__INPUT DATA__:

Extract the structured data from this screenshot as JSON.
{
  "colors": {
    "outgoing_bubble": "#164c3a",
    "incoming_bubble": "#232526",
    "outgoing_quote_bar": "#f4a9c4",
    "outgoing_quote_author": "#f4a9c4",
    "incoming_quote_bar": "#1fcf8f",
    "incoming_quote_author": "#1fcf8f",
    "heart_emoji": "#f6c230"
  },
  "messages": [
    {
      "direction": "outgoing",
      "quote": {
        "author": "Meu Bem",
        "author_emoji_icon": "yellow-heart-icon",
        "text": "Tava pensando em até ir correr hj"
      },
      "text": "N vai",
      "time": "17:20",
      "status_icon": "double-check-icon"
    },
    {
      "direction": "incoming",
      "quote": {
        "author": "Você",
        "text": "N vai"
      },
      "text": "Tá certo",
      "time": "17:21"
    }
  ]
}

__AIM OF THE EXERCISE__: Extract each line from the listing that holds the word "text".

__RESPONSE__:
        "text": "Tava pensando em até ir correr hj"
      "text": "N vai",
        "text": "N vai"
      "text": "Tá certo",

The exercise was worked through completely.